Select and copy out every line in the records containing "files".

++++++

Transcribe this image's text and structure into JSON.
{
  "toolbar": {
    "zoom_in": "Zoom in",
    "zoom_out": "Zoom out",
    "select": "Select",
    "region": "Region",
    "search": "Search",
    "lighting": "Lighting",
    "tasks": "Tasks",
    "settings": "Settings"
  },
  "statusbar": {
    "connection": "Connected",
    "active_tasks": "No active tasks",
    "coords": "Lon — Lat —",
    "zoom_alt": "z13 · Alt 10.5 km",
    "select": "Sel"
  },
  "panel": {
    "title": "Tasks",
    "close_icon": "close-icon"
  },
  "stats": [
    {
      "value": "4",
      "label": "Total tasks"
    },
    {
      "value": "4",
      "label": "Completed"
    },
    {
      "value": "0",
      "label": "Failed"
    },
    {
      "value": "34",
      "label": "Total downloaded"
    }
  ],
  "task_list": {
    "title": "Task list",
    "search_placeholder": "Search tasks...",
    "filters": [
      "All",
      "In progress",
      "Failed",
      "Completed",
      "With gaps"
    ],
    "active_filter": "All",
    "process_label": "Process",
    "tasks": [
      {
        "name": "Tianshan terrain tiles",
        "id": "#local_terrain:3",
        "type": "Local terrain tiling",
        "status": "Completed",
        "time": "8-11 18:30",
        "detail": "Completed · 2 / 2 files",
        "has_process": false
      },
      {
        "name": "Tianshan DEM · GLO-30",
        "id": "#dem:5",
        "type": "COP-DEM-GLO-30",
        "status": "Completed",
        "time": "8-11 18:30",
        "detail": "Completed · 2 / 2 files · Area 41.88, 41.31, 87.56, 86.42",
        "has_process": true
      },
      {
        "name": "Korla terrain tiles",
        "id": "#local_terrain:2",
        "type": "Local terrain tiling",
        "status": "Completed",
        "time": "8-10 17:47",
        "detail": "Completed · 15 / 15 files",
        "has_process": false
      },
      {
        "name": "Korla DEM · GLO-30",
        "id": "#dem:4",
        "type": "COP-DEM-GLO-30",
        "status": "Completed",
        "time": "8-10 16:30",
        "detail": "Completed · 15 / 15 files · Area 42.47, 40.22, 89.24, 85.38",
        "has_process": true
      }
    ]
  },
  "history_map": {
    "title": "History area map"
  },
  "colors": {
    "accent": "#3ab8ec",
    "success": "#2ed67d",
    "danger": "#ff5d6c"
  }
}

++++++

- [SOLVED PROBLEM]:
        "detail": "Completed · 2 / 2 files",
        "detail": "Completed · 2 / 2 files · Area 41.88, 41.31, 87.56, 86.42",
        "detail": "Completed · 15 / 15 files",
        "detail": "Completed · 15 / 15 files · Area 42.47, 40.22, 89.24, 85.38",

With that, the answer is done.